The biggest challenge was creating a modern story whose outcome would be influenced by my contemporary character’s discovery of the events of the past. In earlier drafts, the contemporary character was little more than a listener to the earlier story; what happened in 1916 didn’t really impact what happened in 1976 or the present day. And that ultimately felt bloodless and unsatisfying; there needed to be more cause and effect.

JH: Does your nonfiction writing inform your fiction, or vice-versa?

PS: I’d say both, but more in the larger sense of becoming a more confident writer or being more willing to take risks than in learning any techniques that I then transport from one genre to the next.

About five years ago, I took several risks with my writing around the same time, walking away from my novel contract to undertake a deeper, more ambitious fiction project that became The Possibility of You and also working with my name book partner Linda Rosenkrantz to develop our website Nameberry and then creating the humor blog that turned into the New York Times bestseller How Not To Act Old. Each time I tried something I hadn’t done before and succeeded, I felt braver about trying something else new and stretching in another new direction. And even when I stumbled or failed, that made me more resilient, which is an important quality for a writer to have.

JH: Are fiction and nonfiction different parts of the brain for you? If so, how do you tap into one or the other?

PS: Interesting! Well, I write both in my living room, with my feet up, and tend to use my office more for the business-y parts of my work life.

I try to divide my day and write fiction early in the morning, before the world can intrude too much, and save nonfiction writing for the afternoon when emails are coming in and the phone is ringing and I’m taking more breaks to eat lunch and run to the grocery store or the post office.
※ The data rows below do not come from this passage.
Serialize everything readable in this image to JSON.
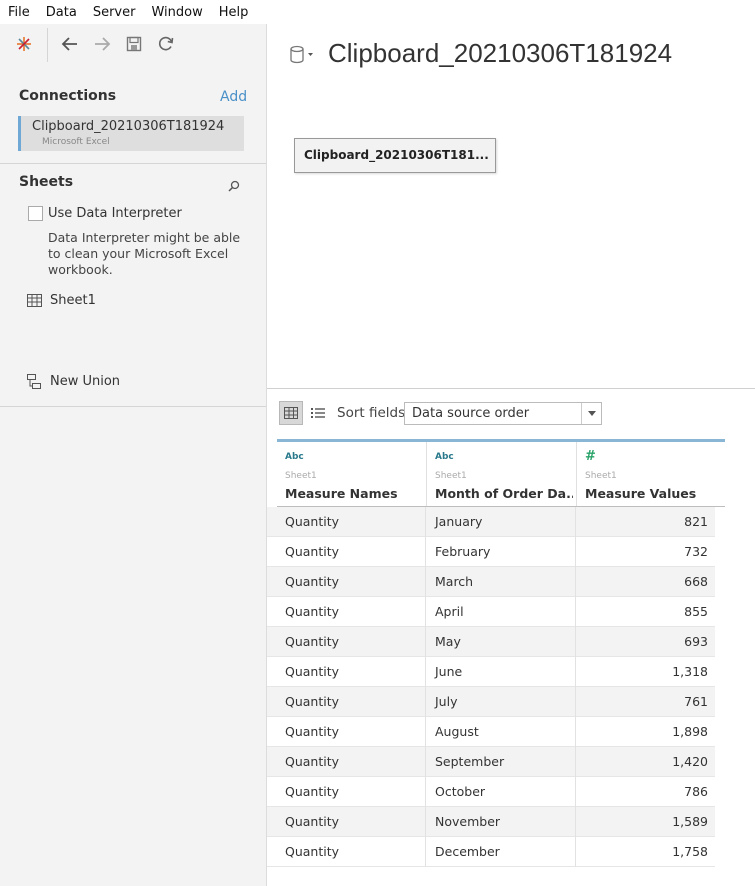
{
  "menu": [
    "File",
    "Data",
    "Server",
    "Window",
    "Help"
  ],
  "connections": {
    "title": "Connections",
    "add_label": "Add",
    "item": {
      "name": "Clipboard_20210306T181924",
      "type": "Microsoft Excel"
    }
  },
  "sheets": {
    "title": "Sheets",
    "interpreter_label": "Use Data Interpreter",
    "interpreter_desc": "Data Interpreter might be able to clean your Microsoft Excel workbook.",
    "sheet_name": "Sheet1",
    "new_union": "New Union"
  },
  "canvas": {
    "title": "Clipboard_20210306T181924",
    "table_chip": "Clipboard_20210306T181..."
  },
  "gridbar": {
    "sort_label": "Sort fields",
    "sort_value": "Data source order"
  },
  "columns": [
    {
      "type": "Abc",
      "source": "Sheet1",
      "name": "Measure Names"
    },
    {
      "type": "Abc",
      "source": "Sheet1",
      "name": "Month of Order Da..."
    },
    {
      "type": "#",
      "source": "Sheet1",
      "name": "Measure Values"
    }
  ],
  "rows": [
    [
      "Quantity",
      "January",
      "821"
    ],
    [
      "Quantity",
      "February",
      "732"
    ],
    [
      "Quantity",
      "March",
      "668"
    ],
    [
      "Quantity",
      "April",
      "855"
    ],
    [
      "Quantity",
      "May",
      "693"
    ],
    [
      "Quantity",
      "June",
      "1,318"
    ],
    [
      "Quantity",
      "July",
      "761"
    ],
    [
      "Quantity",
      "August",
      "1,898"
    ],
    [
      "Quantity",
      "September",
      "1,420"
    ],
    [
      "Quantity",
      "October",
      "786"
    ],
    [
      "Quantity",
      "November",
      "1,589"
    ],
    [
      "Quantity",
      "December",
      "1,758"
    ]
  ],
  "colors": {
    "accent": "#4a90c8",
    "header_bar": "#8ab6d6"
  }
}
Fiction writing for me requires tapping into that intuitive, dream-like state, at least part of the time, while nonfiction-writing is more mathematical, maybe: What do you need to say and how most clearly and efficiently to say it in the prescribed number of words.

Nonfiction writing is so much easier!! The challenge is not to do it all the time, because the rewards of every kind, from execution to publication to payment, are so much more accessible.

JH: What’s the one true thing you learned from the characters in The Possibility of You?

PS: Wow, great question. I think it’s that what we do has repercussions over time for other people, even when they don’t know the facts of what happened. I was inspired to write this book by my grandmother, but ultimately I know very little about her life and almost everything is invented. But perhaps the truest thing in the book – as in my life – is that people tried to keep a lot of secrets that ultimately could not be kept, even if all the facts were never known.

My working title for this book for a long time was The White Lie, starting with Bridget’s white lie when she takes Floyd to Coney Island for the day and doesn’t tell Maude. While this is never stated explicitly in the book, the puddle where Floyd splashes ecstatically with the other children is the source of his polio. That polio could be communicated like that would not be discovered for many years and certainly Maude and even Bridget never realize that the child gets sick and dies because of that day at the beach, but that’s what happened.

I feel more self-conscious now about my own actions and the way they might impact my children, even if my children never know what I do or think. Like most children, they’re not very interested. Most of us only really want to know about our parents’ and grandparents’ lives when it’s too late to find out.

Pamela Redmond Satran is the New York Times bestselling author of the novel The Possibility of You, the new book with Glamour called 30 Things Every Woman Should Have & Should Know, and the forthcoming humor book Rabid: Are You Crazy About Your Dog or Just Crazy? A columnist for Glamour and a frequent contributor to More, The Daily Beast, and The Huffington Post, Satran is also the co-creator of the million-visitor website Find out more about her work at